====== Input ======
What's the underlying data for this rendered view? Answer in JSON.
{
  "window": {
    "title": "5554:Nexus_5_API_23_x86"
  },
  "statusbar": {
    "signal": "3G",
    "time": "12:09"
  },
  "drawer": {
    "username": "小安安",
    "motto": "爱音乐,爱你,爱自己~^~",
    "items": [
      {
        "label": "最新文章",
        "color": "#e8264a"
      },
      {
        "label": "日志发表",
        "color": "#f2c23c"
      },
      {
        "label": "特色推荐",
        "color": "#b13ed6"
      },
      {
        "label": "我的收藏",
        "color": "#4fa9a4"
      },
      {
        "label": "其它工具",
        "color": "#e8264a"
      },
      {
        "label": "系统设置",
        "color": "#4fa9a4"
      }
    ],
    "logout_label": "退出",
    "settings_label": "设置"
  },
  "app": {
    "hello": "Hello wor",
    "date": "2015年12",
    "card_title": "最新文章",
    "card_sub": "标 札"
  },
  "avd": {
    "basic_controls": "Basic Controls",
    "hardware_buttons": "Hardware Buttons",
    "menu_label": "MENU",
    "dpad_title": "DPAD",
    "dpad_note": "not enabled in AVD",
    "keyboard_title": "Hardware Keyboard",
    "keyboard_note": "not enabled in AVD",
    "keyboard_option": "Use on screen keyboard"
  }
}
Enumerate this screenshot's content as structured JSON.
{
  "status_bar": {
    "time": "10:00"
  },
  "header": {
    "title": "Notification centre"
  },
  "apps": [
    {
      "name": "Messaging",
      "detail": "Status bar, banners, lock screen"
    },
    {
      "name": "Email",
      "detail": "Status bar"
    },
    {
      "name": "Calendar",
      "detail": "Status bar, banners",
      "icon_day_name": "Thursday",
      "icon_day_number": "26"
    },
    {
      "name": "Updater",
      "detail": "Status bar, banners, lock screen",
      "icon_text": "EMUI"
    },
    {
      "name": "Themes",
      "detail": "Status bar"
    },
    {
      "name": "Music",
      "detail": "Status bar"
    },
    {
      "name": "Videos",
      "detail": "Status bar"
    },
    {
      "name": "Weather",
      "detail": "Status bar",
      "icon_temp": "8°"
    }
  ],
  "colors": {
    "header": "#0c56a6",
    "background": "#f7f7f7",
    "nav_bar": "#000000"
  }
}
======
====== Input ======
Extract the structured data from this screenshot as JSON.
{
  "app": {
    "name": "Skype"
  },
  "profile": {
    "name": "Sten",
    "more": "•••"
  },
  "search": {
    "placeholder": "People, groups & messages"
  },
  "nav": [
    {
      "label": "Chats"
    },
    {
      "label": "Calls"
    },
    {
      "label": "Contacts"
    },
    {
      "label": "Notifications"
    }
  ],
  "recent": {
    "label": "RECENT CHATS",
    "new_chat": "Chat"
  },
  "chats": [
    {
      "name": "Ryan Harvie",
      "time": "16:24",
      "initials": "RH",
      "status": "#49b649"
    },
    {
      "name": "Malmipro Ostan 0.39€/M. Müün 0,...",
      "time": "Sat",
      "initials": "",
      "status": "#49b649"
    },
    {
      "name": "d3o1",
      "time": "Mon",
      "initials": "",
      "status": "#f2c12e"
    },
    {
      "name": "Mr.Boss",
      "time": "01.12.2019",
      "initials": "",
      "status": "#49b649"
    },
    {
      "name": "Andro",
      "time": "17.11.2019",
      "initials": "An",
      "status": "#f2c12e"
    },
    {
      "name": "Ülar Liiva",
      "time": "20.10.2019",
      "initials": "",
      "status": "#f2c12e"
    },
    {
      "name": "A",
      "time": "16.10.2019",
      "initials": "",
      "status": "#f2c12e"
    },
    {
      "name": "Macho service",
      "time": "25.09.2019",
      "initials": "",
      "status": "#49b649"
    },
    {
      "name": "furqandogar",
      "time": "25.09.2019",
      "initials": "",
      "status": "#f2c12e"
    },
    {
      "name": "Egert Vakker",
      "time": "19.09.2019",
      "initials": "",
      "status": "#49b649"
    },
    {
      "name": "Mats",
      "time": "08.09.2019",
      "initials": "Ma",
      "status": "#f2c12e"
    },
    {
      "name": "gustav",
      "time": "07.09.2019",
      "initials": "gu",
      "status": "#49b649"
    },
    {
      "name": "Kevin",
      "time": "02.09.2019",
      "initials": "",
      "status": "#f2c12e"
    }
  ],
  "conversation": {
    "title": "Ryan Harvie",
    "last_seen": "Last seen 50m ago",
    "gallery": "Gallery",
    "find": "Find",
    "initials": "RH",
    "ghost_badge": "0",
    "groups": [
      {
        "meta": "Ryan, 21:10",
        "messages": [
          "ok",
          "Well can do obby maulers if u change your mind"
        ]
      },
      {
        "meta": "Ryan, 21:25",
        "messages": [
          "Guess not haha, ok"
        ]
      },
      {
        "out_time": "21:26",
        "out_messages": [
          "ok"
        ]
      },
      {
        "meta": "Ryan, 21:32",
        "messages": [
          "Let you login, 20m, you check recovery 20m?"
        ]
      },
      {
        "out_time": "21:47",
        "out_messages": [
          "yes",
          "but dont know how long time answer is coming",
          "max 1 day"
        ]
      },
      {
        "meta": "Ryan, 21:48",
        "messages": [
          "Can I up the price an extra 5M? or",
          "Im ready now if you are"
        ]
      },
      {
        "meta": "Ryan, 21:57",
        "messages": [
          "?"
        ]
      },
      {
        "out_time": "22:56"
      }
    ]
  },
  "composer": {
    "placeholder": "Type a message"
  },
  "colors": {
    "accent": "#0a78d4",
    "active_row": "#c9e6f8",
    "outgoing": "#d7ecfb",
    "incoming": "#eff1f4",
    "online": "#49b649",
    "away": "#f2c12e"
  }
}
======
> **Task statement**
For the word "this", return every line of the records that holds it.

> **Written reply**
What's the underlying data for this rendered view? Answer in JSON.
Enumerate this screenshot's content as structured JSON.
Extract the structured data from this screenshot as JSON.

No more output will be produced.